Hawai'i Space Grant Consortium, Hawai'i Institute of Geophysics and Planetology, University of Hawai'i, 1996

The Lunar Disk
Teacher Page
Purpose

To carefully look at, describe, and learn about the origins of the six lunar samples contained in the disk.

Background

The six Apollo missions that landed astronauts on the Moon returned a collection of rocks and sediment samples weighing 382 kilograms and consisting of more than 2,000 separate samples.

Each lunar disk contains six labeled samples of lunar material embedded in a 15-cm plastic disk. The Lunar Sample Disk package contains the disk, descriptions of the samples, annotated color photographs, a copy of the activity guide called "Exploring the Moon," and a slide set.

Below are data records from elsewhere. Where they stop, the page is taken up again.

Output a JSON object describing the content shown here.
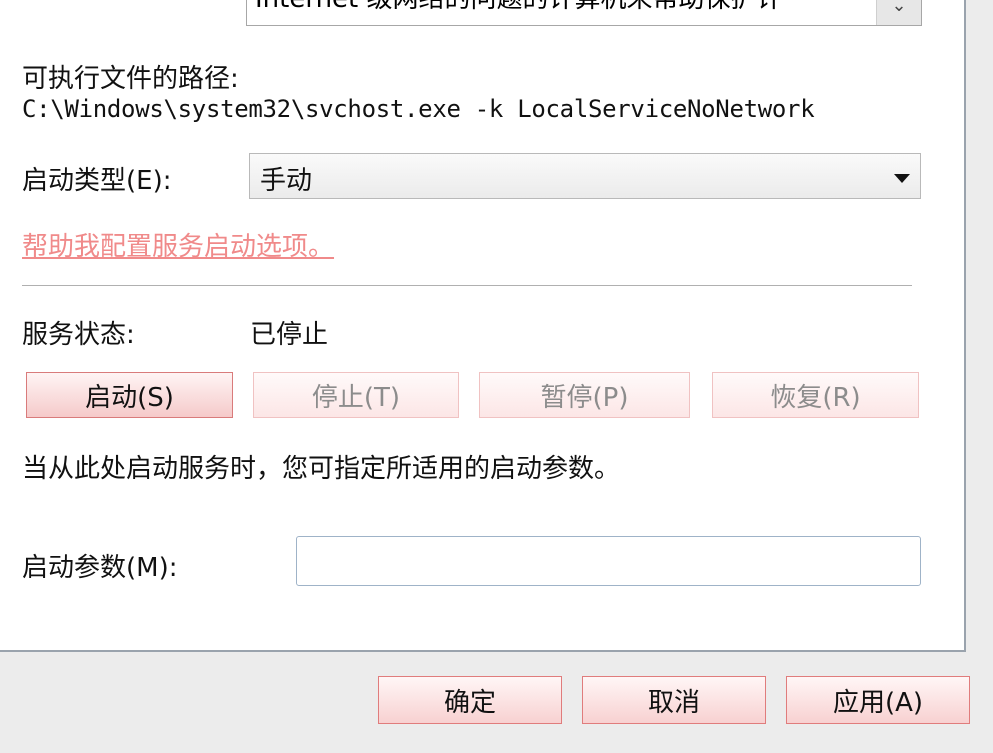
{
  "description": {
    "text": "Internet 级网络的问题的计算机来帮助保护计"
  },
  "path": {
    "label": "可执行文件的路径:",
    "value": "C:\\Windows\\system32\\svchost.exe -k LocalServiceNoNetwork"
  },
  "startup_type": {
    "label": "启动类型(E):",
    "value": "手动"
  },
  "help_link": "帮助我配置服务启动选项。",
  "status": {
    "label": "服务状态:",
    "value": "已停止"
  },
  "service_buttons": {
    "start": "启动(S)",
    "stop": "停止(T)",
    "pause": "暂停(P)",
    "resume": "恢复(R)"
  },
  "hint": "当从此处启动服务时，您可指定所适用的启动参数。",
  "params": {
    "label": "启动参数(M):",
    "value": ""
  },
  "dialog_buttons": {
    "ok": "确定",
    "cancel": "取消",
    "apply": "应用(A)"
  },
  "icons": {
    "scroll": "chevron-down-icon",
    "dropdown": "dropdown-arrow-icon"
  },
  "colors": {
    "link": "#f08a8a",
    "button_border": "#d97b7b",
    "input_border": "#9fb3c8"
  }
}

To borrow the disk, educators must first attend a short certification briefing on secruity requirements and handling procedures. This is the same certification as for borrowing the Meteorite Sample Disk. These briefings are given by NASA staff at locations around the country. After certification, educators may request a loan of the disks for periods of one to two weeks. Written requests should be sent to the NASA Educator Resource Center in your geographic area at least one month before the requested loan date. Spacelink has all the addresses and contact numbers for these Centers.

Spacelink also has the activity guide, NASA publication EG-1997-10-116-HQ, on-line at: Exploring the Moon.

To order the slide set separately, please contact CORE.

Preparation

First, do the "Reaping Rocks" activity or spend time on a basic unit on rock and mineral identification.

Read the rock descriptions provided with the Lunar Sample Disk.

Review and prepare materials listed on the student sheet.

Each student will need two copies of the "Lunar Disk Sample Chart," there is room for three samples per page. Use of magnifying lenses or a stereo microscope would greatly enhance observations.

Have on hand the students' "My Own Rock Charts" for comparisons to the lunar samples. You may also want to collect some sediment from the school yard to display on a glass slide. Students could then compare this sediment to the lunar samples. Most likely, evidence of life will be seen in the school yard sediment under magnification, including plant matter, bits of plastic, fibers, etc.

In Class

The Lunar Sample Disk is a national treasure and students need to be reminded about the proper way to handle it. The disk must be in your sight during use.

Encourage students to describe the samples with as many adjectives or descriptive phrases as possible. The "Lunar Disk Sample Chart" will help students organize their observations and interpretations.

Note: The name of each sample is labeled on the disk and may be entered on the chart under classification. The sediment samples, instead of being labeled regolith, are labeled "soil." Remined the students this is a misnomer because there are no organic materials in lunar regolith.

Ask the students if their predictions of the Moon rocks were accurate.

Wrap-up

By comparing the lunar samples with their own rock collections, students can discuss the similarities and differences between Earth and Moon rocks. Discuss the various ways that rocks are formed on Earth and the Moon.


Go to The Lunar Disk Student Pages.

Go to The Lunar Disk Sample Chart.

Return to The Moon Activity Index.

Return to Hands-On Activities home page.
http://www.spacegrant.hawaii.edu/class_acts/